Ghillean Prance (Professor Sir…) is a botanist with a long and distinguished career mainly revolving around the Amazon rainforest. He was one of the first people to highlight that it was bad to chop so much of the rainforest down and try to do a something about stopping the massacre. In his chapters in ‘God, the Big Bang…’, and Real Science Real Faith, Ghillean shows how holistic his approach was – he was thinking of the plants, the environment, and the people who lived in the rainforest, their beliefs and communities. He has certainly not been one to keep his roles in the Christian community and the scientific community separate.
As tropical deforestation has accelerated I have become progressively more active in ecological issues, and as a consequence also in creation theology and the Christian basis for environmental protection.
During my travels around Amazonian Brazil I have always looked for local churches and sought to link up with them and encourage their work in any way possible.
I have seen excellent missionaries who have understood the needs and ways of local people.
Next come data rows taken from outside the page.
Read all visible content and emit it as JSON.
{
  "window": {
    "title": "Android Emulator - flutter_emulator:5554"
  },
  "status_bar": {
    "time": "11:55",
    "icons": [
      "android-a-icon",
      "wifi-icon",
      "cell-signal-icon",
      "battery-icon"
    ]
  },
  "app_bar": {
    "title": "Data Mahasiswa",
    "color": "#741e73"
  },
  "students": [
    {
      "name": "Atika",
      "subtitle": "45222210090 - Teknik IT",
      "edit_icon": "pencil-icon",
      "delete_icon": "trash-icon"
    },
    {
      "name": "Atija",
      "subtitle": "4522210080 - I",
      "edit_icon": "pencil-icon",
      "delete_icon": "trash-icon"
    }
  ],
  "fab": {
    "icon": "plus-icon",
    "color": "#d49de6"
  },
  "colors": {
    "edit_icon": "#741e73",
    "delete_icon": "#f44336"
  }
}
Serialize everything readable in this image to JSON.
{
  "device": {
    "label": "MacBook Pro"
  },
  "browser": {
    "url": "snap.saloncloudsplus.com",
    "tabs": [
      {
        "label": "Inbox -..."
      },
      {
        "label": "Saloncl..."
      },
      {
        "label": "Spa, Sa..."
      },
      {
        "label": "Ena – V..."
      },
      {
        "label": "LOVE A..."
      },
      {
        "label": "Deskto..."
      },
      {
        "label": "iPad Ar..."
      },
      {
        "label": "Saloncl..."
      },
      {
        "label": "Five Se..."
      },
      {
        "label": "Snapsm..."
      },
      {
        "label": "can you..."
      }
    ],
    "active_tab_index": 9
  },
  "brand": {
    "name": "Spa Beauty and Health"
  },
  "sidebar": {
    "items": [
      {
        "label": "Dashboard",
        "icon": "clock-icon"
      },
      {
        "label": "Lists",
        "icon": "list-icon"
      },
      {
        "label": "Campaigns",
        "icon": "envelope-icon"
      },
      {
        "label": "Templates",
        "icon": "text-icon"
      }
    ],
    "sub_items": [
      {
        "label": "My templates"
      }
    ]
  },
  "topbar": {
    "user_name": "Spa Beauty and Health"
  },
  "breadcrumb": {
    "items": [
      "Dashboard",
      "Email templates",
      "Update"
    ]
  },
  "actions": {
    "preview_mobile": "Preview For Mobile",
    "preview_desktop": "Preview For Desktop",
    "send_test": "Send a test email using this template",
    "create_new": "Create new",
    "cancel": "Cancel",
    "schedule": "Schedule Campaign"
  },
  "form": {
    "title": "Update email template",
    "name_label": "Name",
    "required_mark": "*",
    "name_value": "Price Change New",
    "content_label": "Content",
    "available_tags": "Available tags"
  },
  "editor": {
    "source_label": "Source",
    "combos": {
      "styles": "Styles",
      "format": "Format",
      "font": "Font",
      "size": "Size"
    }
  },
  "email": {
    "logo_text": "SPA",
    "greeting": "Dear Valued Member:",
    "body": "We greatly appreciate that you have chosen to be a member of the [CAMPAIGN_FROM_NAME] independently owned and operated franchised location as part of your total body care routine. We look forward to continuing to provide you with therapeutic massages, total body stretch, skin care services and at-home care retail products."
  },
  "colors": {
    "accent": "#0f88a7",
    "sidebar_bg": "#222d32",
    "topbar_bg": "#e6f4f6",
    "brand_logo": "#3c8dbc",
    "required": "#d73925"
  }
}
I have also seen mistakes. Back in the 1970s, I ran workshops and in 1993 I published a book called ‘Missionary Earthkeeping‘ to encourage people to learn the whole of what the Bible teaches about caring for God’s creation – care for the environment and care for individual tribes. Nowadays the approach is better, but that’s the message the West still needs to hear.
I was partularly intrigued by Ghillean’s description in Real Science Real Faith of ethnobotanists who spend a lot of their time with indigenous people. The temptation to embrace the animist beliefs that give such a deep sense of value for the environment is often strong. Ghillean had already experienced Jesus working in his life through the Holy Spirit, so his reaction was to learn selectively rather than embrace the whole package. So he started by using tree climbers rather than felling trees to collect specimens, and spent the rest of his career doing what he could to protect the rainforest. Ghillean also did what he could bring what he had learned to the rest of the church, and he is spending much of his retirement (if scientists ever retire…) helping the church to rediscover its earthkeeping roots.